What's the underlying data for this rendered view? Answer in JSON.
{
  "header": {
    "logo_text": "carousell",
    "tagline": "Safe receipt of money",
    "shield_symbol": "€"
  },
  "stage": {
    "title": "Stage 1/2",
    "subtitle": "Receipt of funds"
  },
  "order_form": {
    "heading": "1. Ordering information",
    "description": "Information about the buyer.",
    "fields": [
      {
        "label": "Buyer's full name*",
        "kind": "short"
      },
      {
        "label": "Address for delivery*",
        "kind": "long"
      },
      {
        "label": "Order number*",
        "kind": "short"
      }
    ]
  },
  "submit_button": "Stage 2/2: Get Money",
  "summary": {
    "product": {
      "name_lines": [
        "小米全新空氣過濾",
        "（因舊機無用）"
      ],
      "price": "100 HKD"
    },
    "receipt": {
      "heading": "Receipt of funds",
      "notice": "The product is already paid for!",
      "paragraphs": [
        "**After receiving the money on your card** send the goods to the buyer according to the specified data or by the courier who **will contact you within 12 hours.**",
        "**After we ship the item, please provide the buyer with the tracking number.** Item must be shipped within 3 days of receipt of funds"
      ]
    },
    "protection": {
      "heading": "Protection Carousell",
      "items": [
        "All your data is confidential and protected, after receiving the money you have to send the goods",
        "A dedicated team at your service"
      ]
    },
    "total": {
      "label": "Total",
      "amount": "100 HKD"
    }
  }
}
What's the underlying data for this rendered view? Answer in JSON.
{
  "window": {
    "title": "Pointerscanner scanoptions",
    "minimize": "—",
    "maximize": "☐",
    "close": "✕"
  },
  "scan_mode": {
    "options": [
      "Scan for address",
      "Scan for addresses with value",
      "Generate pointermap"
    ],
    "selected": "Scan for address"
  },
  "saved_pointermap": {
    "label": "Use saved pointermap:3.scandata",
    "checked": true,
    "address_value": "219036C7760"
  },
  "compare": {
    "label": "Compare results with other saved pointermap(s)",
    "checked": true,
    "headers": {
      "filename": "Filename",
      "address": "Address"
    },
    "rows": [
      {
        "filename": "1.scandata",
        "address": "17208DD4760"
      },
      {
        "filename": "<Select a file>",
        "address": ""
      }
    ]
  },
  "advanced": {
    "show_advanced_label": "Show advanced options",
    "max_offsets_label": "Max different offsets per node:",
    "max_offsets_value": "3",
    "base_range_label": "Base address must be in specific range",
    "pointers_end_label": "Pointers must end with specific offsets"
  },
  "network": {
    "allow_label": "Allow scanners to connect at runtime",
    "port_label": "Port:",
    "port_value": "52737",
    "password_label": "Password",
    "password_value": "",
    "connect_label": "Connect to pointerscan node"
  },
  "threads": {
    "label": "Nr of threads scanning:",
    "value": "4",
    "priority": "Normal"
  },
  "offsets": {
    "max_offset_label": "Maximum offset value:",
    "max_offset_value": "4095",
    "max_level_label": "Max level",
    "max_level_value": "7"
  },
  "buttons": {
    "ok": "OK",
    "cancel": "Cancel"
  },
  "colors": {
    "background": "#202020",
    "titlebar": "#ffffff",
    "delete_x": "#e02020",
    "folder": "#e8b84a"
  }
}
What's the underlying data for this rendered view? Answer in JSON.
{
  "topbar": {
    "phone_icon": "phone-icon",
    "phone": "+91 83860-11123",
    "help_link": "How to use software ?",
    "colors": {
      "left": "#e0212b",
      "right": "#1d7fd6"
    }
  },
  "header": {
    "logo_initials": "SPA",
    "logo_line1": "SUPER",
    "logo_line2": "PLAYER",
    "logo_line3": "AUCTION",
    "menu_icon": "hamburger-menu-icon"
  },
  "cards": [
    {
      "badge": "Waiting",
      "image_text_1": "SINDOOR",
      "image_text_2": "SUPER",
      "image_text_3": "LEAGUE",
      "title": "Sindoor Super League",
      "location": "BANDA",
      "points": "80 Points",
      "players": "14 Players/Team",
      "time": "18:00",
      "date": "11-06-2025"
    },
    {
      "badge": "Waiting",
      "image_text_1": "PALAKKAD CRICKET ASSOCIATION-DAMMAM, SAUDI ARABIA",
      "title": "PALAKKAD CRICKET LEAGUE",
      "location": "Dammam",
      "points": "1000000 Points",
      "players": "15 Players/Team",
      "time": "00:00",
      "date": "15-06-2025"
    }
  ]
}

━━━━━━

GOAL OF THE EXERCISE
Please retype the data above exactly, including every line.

RESULT FOR THIS TASK
What's the underlying data for this rendered view? Answer in JSON.
{
  "header": {
    "logo_text": "carousell",
    "tagline": "Safe receipt of money",
    "shield_symbol": "€"
  },
  "stage": {
    "title": "Stage 1/2",
    "subtitle": "Receipt of funds"
  },
  "order_form": {
    "heading": "1. Ordering information",
    "description": "Information about the buyer.",
    "fields": [
      {
        "label": "Buyer's full name*",
        "kind": "short"
      },
      {
        "label": "Address for delivery*",
        "kind": "long"
      },
      {
        "label": "Order number*",
        "kind": "short"
      }
    ]
  },
  "submit_button": "Stage 2/2: Get Money",
  "summary": {
    "product": {
      "name_lines": [
        "小米全新空氣過濾",
        "（因舊機無用）"
      ],
      "price": "100 HKD"
    },
    "receipt": {
      "heading": "Receipt of funds",
      "notice": "The product is already paid for!",
      "paragraphs": [
        "**After receiving the money on your card** send the goods to the buyer according to the specified data or by the courier who **will contact you within 12 hours.**",
        "**After we ship the item, please provide the buyer with the tracking number.** Item must be shipped within 3 days of receipt of funds"
      ]
    },
    "protection": {
      "heading": "Protection Carousell",
      "items": [
        "All your data is confidential and protected, after receiving the money you have to send the goods",
        "A dedicated team at your service"
      ]
    },
    "total": {
      "label": "Total",
      "amount": "100 HKD"
    }
  }
}
What's the underlying data for this rendered view? Answer in JSON.
{
  "window": {
    "title": "Pointerscanner scanoptions",
    "minimize": "—",
    "maximize": "☐",
    "close": "✕"
  },
  "scan_mode": {
    "options": [
      "Scan for address",
      "Scan for addresses with value",
      "Generate pointermap"
    ],
    "selected": "Scan for address"
  },
  "saved_pointermap": {
    "label": "Use saved pointermap:3.scandata",
    "checked": true,
    "address_value": "219036C7760"
  },
  "compare": {
    "label": "Compare results with other saved pointermap(s)",
    "checked": true,
    "headers": {
      "filename": "Filename",
      "address": "Address"
    },
    "rows": [
      {
        "filename": "1.scandata",
        "address": "17208DD4760"
      },
      {
        "filename": "<Select a file>",
        "address": ""
      }
    ]
  },
  "advanced": {
    "show_advanced_label": "Show advanced options",
    "max_offsets_label": "Max different offsets per node:",
    "max_offsets_value": "3",
    "base_range_label": "Base address must be in specific range",
    "pointers_end_label": "Pointers must end with specific offsets"
  },
  "network": {
    "allow_label": "Allow scanners to connect at runtime",
    "port_label": "Port:",
    "port_value": "52737",
    "password_label": "Password",
    "password_value": "",
    "connect_label": "Connect to pointerscan node"
  },
  "threads": {
    "label": "Nr of threads scanning:",
    "value": "4",
    "priority": "Normal"
  },
  "offsets": {
    "max_offset_label": "Maximum offset value:",
    "max_offset_value": "4095",
    "max_level_label": "Max level",
    "max_level_value": "7"
  },
  "buttons": {
    "ok": "OK",
    "cancel": "Cancel"
  },
  "colors": {
    "background": "#202020",
    "titlebar": "#ffffff",
    "delete_x": "#e02020",
    "folder": "#e8b84a"
  }
}
What's the underlying data for this rendered view? Answer in JSON.
{
  "topbar": {
    "phone_icon": "phone-icon",
    "phone": "+91 83860-11123",
    "help_link": "How to use software ?",
    "colors": {
      "left": "#e0212b",
      "right": "#1d7fd6"
    }
  },
  "header": {
    "logo_initials": "SPA",
    "logo_line1": "SUPER",
    "logo_line2": "PLAYER",
    "logo_line3": "AUCTION",
    "menu_icon": "hamburger-menu-icon"
  },
  "cards": [
    {
      "badge": "Waiting",
      "image_text_1": "SINDOOR",
      "image_text_2": "SUPER",
      "image_text_3": "LEAGUE",
      "title": "Sindoor Super League",
      "location": "BANDA",
      "points": "80 Points",
      "players": "14 Players/Team",
      "time": "18:00",
      "date": "11-06-2025"
    },
    {
      "badge": "Waiting",
      "image_text_1": "PALAKKAD CRICKET ASSOCIATION-DAMMAM, SAUDI ARABIA",
      "title": "PALAKKAD CRICKET LEAGUE",
      "location": "Dammam",
      "points": "1000000 Points",
      "players": "15 Players/Team",
      "time": "00:00",
      "date": "15-06-2025"
    }
  ]
}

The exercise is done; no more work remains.